Revising the Basics (Part 1)

My first step in getting back to Processing was to revise the basics. Although we’ve had a very good coding tutor in the first semester, I already feel like I forgot most of what we’ve learned there. So this is why I found myself a beginners course on Youtube. It’s approx. 65 videos about learning Processing by Gabriel Duarte. I only consider half of them to be „the basics“ but this seems to be my first opportunity to go further into the material after I feel confident with the basics. 

Heading into a new direction

During the easter break I’ve had some time to rethink my Design&Research topic, which was up until now the illustrations in children’s literature. Feeling that I’ve already exploited the most interesting aspects of it, I was pondering a topic change. A topic that I am very interested in is creative coding. However, I did not feel very confident about the challenge this topic would pose for a beginner like me. It took some days and numerous Youtube tutorials until I found that, in fact, it was not that impossible to accomplish. 

The Development of Children’s Book Illustrations – The 20th Century

Recalling my last blog entry, one might remember the overall conclusion of illustrations of the 19th century: Fairy tales were in fact neither written nor illustrated for children. This is why, stories and illustrations were in most cases brutal, scary and very close to blunt reality – highly contrasting with children’s book illustrations of the 20th century. This blog entry shall give an overview of differences that illustrations of these two centuries show.

Book illustrations of the 19th century and their ongoing impact on children of today

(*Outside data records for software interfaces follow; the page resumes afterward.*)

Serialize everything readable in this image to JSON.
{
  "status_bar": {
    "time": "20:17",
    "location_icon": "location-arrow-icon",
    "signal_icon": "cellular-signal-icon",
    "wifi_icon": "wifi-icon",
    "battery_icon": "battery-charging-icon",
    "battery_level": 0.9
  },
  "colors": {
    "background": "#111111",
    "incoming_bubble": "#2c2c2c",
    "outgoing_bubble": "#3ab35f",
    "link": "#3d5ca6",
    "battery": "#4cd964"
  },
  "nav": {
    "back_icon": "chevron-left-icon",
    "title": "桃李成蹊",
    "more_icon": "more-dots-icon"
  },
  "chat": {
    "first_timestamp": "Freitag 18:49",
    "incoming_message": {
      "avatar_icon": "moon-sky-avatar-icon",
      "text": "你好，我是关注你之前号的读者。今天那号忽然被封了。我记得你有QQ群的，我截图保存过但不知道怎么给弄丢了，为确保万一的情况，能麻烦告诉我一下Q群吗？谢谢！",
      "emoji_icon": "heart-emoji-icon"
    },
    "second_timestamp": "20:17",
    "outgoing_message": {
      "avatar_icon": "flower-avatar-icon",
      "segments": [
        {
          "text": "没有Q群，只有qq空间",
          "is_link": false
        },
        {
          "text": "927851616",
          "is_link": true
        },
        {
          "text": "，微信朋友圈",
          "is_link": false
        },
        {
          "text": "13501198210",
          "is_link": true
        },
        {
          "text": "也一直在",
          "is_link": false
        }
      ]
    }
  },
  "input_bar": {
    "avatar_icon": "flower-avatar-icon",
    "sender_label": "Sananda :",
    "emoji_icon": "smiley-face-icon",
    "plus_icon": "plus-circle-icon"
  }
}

Novels as Struwwelpeter, Alice in Wonderland, and the fairy tales by the Grimm brothers were originally published around 200 years ago. However, they still represent an essential part of children’s literature of today. The reason why these fairy tales had such an extraordinary impact and managed to be still remembered by the majority of people is that their authors ensured that their stories were illustrated in an appealing and unique way.